## What you will do
The entries follow. Please return all of them exactly.

## App and web page records
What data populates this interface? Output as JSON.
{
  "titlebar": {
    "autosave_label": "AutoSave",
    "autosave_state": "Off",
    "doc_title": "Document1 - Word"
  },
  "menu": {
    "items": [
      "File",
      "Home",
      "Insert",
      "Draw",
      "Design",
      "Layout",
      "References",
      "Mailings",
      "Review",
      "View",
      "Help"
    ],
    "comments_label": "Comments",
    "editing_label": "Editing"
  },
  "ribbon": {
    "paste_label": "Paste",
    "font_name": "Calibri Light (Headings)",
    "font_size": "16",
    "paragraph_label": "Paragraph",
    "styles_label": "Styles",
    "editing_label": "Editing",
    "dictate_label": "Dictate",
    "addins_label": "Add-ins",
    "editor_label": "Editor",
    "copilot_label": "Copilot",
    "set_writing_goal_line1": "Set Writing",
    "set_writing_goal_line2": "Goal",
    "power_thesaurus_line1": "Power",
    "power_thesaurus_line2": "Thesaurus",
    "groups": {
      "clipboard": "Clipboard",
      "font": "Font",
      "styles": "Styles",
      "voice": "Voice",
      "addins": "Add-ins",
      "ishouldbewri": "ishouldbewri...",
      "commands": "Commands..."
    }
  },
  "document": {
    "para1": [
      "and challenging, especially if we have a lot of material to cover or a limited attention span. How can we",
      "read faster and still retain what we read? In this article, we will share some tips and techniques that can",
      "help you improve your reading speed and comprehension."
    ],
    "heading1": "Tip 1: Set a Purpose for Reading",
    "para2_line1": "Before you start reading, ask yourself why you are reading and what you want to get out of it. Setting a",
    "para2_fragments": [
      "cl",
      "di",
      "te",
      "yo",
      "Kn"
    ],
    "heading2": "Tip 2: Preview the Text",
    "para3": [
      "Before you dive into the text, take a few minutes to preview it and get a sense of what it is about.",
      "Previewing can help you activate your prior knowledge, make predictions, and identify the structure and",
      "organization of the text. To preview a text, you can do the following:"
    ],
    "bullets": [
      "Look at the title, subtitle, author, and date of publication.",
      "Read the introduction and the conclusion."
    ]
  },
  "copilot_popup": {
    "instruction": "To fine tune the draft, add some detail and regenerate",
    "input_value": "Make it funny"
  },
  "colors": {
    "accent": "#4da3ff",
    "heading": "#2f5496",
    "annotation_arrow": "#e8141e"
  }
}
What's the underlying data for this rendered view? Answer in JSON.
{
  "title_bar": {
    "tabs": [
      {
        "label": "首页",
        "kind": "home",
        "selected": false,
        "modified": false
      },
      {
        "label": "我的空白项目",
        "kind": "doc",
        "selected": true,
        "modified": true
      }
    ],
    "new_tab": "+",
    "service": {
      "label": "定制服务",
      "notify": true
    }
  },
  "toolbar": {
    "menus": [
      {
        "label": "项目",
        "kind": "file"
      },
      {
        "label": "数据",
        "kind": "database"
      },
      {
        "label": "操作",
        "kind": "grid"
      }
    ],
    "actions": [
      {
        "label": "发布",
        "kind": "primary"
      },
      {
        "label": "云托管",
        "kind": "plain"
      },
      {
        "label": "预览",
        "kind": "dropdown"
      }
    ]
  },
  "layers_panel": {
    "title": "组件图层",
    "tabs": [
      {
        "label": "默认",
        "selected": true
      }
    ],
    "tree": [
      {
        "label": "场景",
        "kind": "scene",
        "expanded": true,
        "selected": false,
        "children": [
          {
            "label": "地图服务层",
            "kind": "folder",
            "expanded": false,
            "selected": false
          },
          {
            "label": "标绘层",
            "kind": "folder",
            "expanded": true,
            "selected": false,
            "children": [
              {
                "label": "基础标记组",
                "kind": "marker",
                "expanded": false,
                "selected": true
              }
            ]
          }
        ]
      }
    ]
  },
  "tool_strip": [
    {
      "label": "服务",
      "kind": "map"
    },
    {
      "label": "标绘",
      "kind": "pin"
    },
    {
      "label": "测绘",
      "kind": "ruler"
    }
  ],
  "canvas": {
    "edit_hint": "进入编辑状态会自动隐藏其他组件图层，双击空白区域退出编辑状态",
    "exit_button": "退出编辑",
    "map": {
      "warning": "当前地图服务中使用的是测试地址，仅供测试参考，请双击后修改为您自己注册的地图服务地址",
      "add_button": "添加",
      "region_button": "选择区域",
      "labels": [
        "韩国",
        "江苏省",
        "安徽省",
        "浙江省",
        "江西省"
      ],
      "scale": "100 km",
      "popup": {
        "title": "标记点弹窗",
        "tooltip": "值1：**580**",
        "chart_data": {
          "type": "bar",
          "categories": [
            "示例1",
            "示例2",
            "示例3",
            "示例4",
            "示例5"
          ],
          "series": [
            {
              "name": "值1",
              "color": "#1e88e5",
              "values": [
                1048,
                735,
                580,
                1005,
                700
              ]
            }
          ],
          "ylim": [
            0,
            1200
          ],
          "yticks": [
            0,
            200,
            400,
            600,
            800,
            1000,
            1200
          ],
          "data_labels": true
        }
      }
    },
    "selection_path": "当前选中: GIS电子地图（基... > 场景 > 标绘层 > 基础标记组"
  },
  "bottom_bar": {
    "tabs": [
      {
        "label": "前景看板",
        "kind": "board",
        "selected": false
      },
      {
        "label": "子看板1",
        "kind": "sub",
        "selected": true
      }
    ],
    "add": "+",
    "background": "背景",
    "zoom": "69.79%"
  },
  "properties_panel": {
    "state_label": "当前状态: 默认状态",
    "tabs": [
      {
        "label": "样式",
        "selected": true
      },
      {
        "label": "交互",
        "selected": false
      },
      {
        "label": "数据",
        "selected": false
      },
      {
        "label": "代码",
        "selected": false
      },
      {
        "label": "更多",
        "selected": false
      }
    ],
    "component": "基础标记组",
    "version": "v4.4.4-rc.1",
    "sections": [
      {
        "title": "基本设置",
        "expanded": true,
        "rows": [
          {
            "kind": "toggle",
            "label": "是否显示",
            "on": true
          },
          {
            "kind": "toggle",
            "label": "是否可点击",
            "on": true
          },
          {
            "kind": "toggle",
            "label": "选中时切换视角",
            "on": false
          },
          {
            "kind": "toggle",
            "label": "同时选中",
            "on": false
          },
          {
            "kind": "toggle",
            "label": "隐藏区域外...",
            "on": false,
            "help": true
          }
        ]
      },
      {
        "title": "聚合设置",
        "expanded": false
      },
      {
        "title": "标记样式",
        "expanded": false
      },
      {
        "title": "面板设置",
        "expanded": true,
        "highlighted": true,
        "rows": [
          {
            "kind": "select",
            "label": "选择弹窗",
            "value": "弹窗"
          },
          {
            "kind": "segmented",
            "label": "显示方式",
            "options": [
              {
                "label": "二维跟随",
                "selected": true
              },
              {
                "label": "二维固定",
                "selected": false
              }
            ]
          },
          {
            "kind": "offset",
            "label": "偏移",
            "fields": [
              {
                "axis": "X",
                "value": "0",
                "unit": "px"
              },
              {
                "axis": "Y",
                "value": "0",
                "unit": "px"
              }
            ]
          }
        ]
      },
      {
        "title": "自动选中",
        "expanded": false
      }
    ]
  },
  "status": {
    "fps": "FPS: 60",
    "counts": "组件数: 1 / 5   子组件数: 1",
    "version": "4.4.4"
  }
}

## Task solution
What data populates this interface? Output as JSON.
{
  "titlebar": {
    "autosave_label": "AutoSave",
    "autosave_state": "Off",
    "doc_title": "Document1 - Word"
  },
  "menu": {
    "items": [
      "File",
      "Home",
      "Insert",
      "Draw",
      "Design",
      "Layout",
      "References",
      "Mailings",
      "Review",
      "View",
      "Help"
    ],
    "comments_label": "Comments",
    "editing_label": "Editing"
  },
  "ribbon": {
    "paste_label": "Paste",
    "font_name": "Calibri Light (Headings)",
    "font_size": "16",
    "paragraph_label": "Paragraph",
    "styles_label": "Styles",
    "editing_label": "Editing",
    "dictate_label": "Dictate",
    "addins_label": "Add-ins",
    "editor_label": "Editor",
    "copilot_label": "Copilot",
    "set_writing_goal_line1": "Set Writing",
    "set_writing_goal_line2": "Goal",
    "power_thesaurus_line1": "Power",
    "power_thesaurus_line2": "Thesaurus",
    "groups": {
      "clipboard": "Clipboard",
      "font": "Font",
      "styles": "Styles",
      "voice": "Voice",
      "addins": "Add-ins",
      "ishouldbewri": "ishouldbewri...",
      "commands": "Commands..."
    }
  },
  "document": {
    "para1": [
      "and challenging, especially if we have a lot of material to cover or a limited attention span. How can we",
      "read faster and still retain what we read? In this article, we will share some tips and techniques that can",
      "help you improve your reading speed and comprehension."
    ],
    "heading1": "Tip 1: Set a Purpose for Reading",
    "para2_line1": "Before you start reading, ask yourself why you are reading and what you want to get out of it. Setting a",
    "para2_fragments": [
      "cl",
      "di",
      "te",
      "yo",
      "Kn"
    ],
    "heading2": "Tip 2: Preview the Text",
    "para3": [
      "Before you dive into the text, take a few minutes to preview it and get a sense of what it is about.",
      "Previewing can help you activate your prior knowledge, make predictions, and identify the structure and",
      "organization of the text. To preview a text, you can do the following:"
    ],
    "bullets": [
      "Look at the title, subtitle, author, and date of publication.",
      "Read the introduction and the conclusion."
    ]
  },
  "copilot_popup": {
    "instruction": "To fine tune the draft, add some detail and regenerate",
    "input_value": "Make it funny"
  },
  "colors": {
    "accent": "#4da3ff",
    "heading": "#2f5496",
    "annotation_arrow": "#e8141e"
  }
}
What's the underlying data for this rendered view? Answer in JSON.
{
  "title_bar": {
    "tabs": [
      {
        "label": "首页",
        "kind": "home",
        "selected": false,
        "modified": false
      },
      {
        "label": "我的空白项目",
        "kind": "doc",
        "selected": true,
        "modified": true
      }
    ],
    "new_tab": "+",
    "service": {
      "label": "定制服务",
      "notify": true
    }
  },
  "toolbar": {
    "menus": [
      {
        "label": "项目",
        "kind": "file"
      },
      {
        "label": "数据",
        "kind": "database"
      },
      {
        "label": "操作",
        "kind": "grid"
      }
    ],
    "actions": [
      {
        "label": "发布",
        "kind": "primary"
      },
      {
        "label": "云托管",
        "kind": "plain"
      },
      {
        "label": "预览",
        "kind": "dropdown"
      }
    ]
  },
  "layers_panel": {
    "title": "组件图层",
    "tabs": [
      {
        "label": "默认",
        "selected": true
      }
    ],
    "tree": [
      {
        "label": "场景",
        "kind": "scene",
        "expanded": true,
        "selected": false,
        "children": [
          {
            "label": "地图服务层",
            "kind": "folder",
            "expanded": false,
            "selected": false
          },
          {
            "label": "标绘层",
            "kind": "folder",
            "expanded": true,
            "selected": false,
            "children": [
              {
                "label": "基础标记组",
                "kind": "marker",
                "expanded": false,
                "selected": true
              }
            ]
          }
        ]
      }
    ]
  },
  "tool_strip": [
    {
      "label": "服务",
      "kind": "map"
    },
    {
      "label": "标绘",
      "kind": "pin"
    },
    {
      "label": "测绘",
      "kind": "ruler"
    }
  ],
  "canvas": {
    "edit_hint": "进入编辑状态会自动隐藏其他组件图层，双击空白区域退出编辑状态",
    "exit_button": "退出编辑",
    "map": {
      "warning": "当前地图服务中使用的是测试地址，仅供测试参考，请双击后修改为您自己注册的地图服务地址",
      "add_button": "添加",
      "region_button": "选择区域",
      "labels": [
        "韩国",
        "江苏省",
        "安徽省",
        "浙江省",
        "江西省"
      ],
      "scale": "100 km",
      "popup": {
        "title": "标记点弹窗",
        "tooltip": "值1：**580**",
        "chart_data": {
          "type": "bar",
          "categories": [
            "示例1",
            "示例2",
            "示例3",
            "示例4",
            "示例5"
          ],
          "series": [
            {
              "name": "值1",
              "color": "#1e88e5",
              "values": [
                1048,
                735,
                580,
                1005,
                700
              ]
            }
          ],
          "ylim": [
            0,
            1200
          ],
          "yticks": [
            0,
            200,
            400,
            600,
            800,
            1000,
            1200
          ],
          "data_labels": true
        }
      }
    },
    "selection_path": "当前选中: GIS电子地图（基... > 场景 > 标绘层 > 基础标记组"
  },
  "bottom_bar": {
    "tabs": [
      {
        "label": "前景看板",
        "kind": "board",
        "selected": false
      },
      {
        "label": "子看板1",
        "kind": "sub",
        "selected": true
      }
    ],
    "add": "+",
    "background": "背景",
    "zoom": "69.79%"
  },
  "properties_panel": {
    "state_label": "当前状态: 默认状态",
    "tabs": [
      {
        "label": "样式",
        "selected": true
      },
      {
        "label": "交互",
        "selected": false
      },
      {
        "label": "数据",
        "selected": false
      },
      {
        "label": "代码",
        "selected": false
      },
      {
        "label": "更多",
        "selected": false
      }
    ],
    "component": "基础标记组",
    "version": "v4.4.4-rc.1",
    "sections": [
      {
        "title": "基本设置",
        "expanded": true,
        "rows": [
          {
            "kind": "toggle",
            "label": "是否显示",
            "on": true
          },
          {
            "kind": "toggle",
            "label": "是否可点击",
            "on": true
          },
          {
            "kind": "toggle",
            "label": "选中时切换视角",
            "on": false
          },
          {
            "kind": "toggle",
            "label": "同时选中",
            "on": false
          },
          {
            "kind": "toggle",
            "label": "隐藏区域外...",
            "on": false,
            "help": true
          }
        ]
      },
      {
        "title": "聚合设置",
        "expanded": false
      },
      {
        "title": "标记样式",
        "expanded": false
      },
      {
        "title": "面板设置",
        "expanded": true,
        "highlighted": true,
        "rows": [
          {
            "kind": "select",
            "label": "选择弹窗",
            "value": "弹窗"
          },
          {
            "kind": "segmented",
            "label": "显示方式",
            "options": [
              {
                "label": "二维跟随",
                "selected": true
              },
              {
                "label": "二维固定",
                "selected": false
              }
            ]
          },
          {
            "kind": "offset",
            "label": "偏移",
            "fields": [
              {
                "axis": "X",
                "value": "0",
                "unit": "px"
              },
              {
                "axis": "Y",
                "value": "0",
                "unit": "px"
              }
            ]
          }
        ]
      },
      {
        "title": "自动选中",
        "expanded": false
      }
    ]
  },
  "status": {
    "fps": "FPS: 60",
    "counts": "组件数: 1 / 5   子组件数: 1",
    "version": "4.4.4"
  }
}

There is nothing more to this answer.